One way that Kern County has become better prepared than the last time is through funding for the nurses that staff those ICU beds. In July, the Kern County Board of Supervisors reallocated $12 million in CARES Act funding that allowed hospitals to bring on 88 additional nurses through a contract with RightSourcing Inc. Some of those nurses are already working in hospitals.
David Bacci, regional vice president of the Hospital Council whose jurisdiction includes the southern Central Valley, said the county's "foresight" has given local hospitals an advantage. They're not having to compete for traveling nurses in the midst of a surge.
"They contracted with a firm themselves," Bacci said. "That’s been a very positive thing."
Bacci points out that across the board there is more knowledge about COVID-19 and tools to treat its patients. Many of the patients who would have been put on ventilators are receiving oxygen instead, he said. Or they're receiving treatments that help to keep them from getting to that point, such as remdesivir, which is now more widely available. Monoclonal antibodies, such as bamlanivimab and Regeneron, are not as widely available, but they have also proved to be useful in preventing vulnerable patients from requiring hospitalization, Bacci said.
WHAT THE FUTURE LOOKS LIKE
Projections are a tricky business, but the state lists several models at https://calcat.covid19.ca.gov/cacovidmodels that forecast a month out. An ensemble projection estimates COVID-19 hospitalizations in Kern County will rise from 179 to 541 within the month. A sobering ensemble projection estimates that the number of deaths will rise from 455 to 588, an increase of 133 deaths.
Local and national experts say hospitalizations are expected to go up in the immediate short term. Dr. Anthony Fauci, the director of the National Institute of Allergy and Infectious Diseases, warned of a "surge upon a surge" with the holiday season here. He means that cases that spread at Thanksgiving can turn into cases that spread at holiday seasonal gatherings in December.

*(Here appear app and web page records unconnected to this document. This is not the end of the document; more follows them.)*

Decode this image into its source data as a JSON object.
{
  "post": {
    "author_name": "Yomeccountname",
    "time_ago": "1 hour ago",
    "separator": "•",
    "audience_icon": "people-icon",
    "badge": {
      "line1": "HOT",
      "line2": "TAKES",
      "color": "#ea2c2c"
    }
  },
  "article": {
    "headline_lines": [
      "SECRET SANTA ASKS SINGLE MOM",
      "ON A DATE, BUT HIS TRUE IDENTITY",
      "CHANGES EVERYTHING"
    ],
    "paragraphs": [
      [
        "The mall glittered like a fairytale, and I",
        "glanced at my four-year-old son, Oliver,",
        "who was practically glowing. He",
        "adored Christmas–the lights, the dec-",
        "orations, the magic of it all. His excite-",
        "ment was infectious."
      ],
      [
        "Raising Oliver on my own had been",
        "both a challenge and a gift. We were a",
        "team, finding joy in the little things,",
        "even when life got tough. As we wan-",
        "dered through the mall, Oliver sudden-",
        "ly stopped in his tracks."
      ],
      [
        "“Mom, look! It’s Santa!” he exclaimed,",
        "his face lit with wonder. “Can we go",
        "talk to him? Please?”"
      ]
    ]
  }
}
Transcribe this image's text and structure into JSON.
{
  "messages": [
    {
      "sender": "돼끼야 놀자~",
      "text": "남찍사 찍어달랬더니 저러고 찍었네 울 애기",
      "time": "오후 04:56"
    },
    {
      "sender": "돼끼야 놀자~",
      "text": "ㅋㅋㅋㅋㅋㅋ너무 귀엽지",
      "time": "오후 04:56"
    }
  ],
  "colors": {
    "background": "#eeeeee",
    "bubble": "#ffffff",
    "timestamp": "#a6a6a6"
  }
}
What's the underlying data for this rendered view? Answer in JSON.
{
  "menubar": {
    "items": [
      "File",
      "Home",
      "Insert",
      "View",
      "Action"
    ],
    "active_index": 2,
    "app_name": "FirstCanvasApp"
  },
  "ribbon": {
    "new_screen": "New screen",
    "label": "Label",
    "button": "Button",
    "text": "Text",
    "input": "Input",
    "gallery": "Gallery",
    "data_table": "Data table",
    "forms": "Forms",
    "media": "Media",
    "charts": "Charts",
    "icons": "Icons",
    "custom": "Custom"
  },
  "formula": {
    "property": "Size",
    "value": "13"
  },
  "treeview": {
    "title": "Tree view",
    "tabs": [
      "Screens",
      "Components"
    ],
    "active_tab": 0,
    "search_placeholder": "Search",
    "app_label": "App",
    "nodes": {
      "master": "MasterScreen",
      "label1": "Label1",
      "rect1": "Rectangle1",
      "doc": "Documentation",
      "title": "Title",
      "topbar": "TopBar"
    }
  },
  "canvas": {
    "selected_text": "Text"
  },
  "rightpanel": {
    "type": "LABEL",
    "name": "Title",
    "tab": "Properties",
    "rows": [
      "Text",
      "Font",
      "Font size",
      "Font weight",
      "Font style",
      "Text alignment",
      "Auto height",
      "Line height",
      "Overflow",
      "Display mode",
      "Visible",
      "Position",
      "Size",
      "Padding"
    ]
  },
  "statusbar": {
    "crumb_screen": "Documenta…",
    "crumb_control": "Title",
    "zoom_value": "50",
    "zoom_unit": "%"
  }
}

"(Hospitals are) fully expecting this surge will continue and it will get worse before it will get better," said Bacci.
WHAT THE COMMUNITY CAN DO
Hospital administrators say that now isn't a time to be fatalistic and assume that the numbers will just automatically go up.
"We have the ability to bend the curve and get back down," said Bacci. "There doesn’t have to be a Christmas curve coming."
Church knows that many in the community know the basics of bending the curve. They've learned to avoid big get-togethers that become superspreader events. But she says that many still want to hang out in small groups, and these "living room events" can spell trouble, too.
"You start out with good intentions, then you start to laugh," she said. "You get closer and closer and closer."
When a lot of people in the community who mean well are doing this, the virus can still spread rapidly. She knows it's hard, but she discourages people from holding these kinds of events with others from outside their household.
Now that coronavirus cases are starting to tick up in the hospital, Judd also encourages residents to rethink other behaviors that might land them in the hospital. Bending the virus curve is key, but so is driving safely. When ICU beds are low, that will impact both trauma victims and the most severely impacted COVID patients.
Tackling demand for hospital beds at the community level is key, but Bacci said that no matter what happens, local hospitals are doing their best to meet the demands in the community.
“There are thousands of people in Bakersfield and Kern County doing everything they can to make sure that we’re all able to go on,” Bacci said. “This is not the way any of them would choose for it to happen but they’re meeting the occasion.”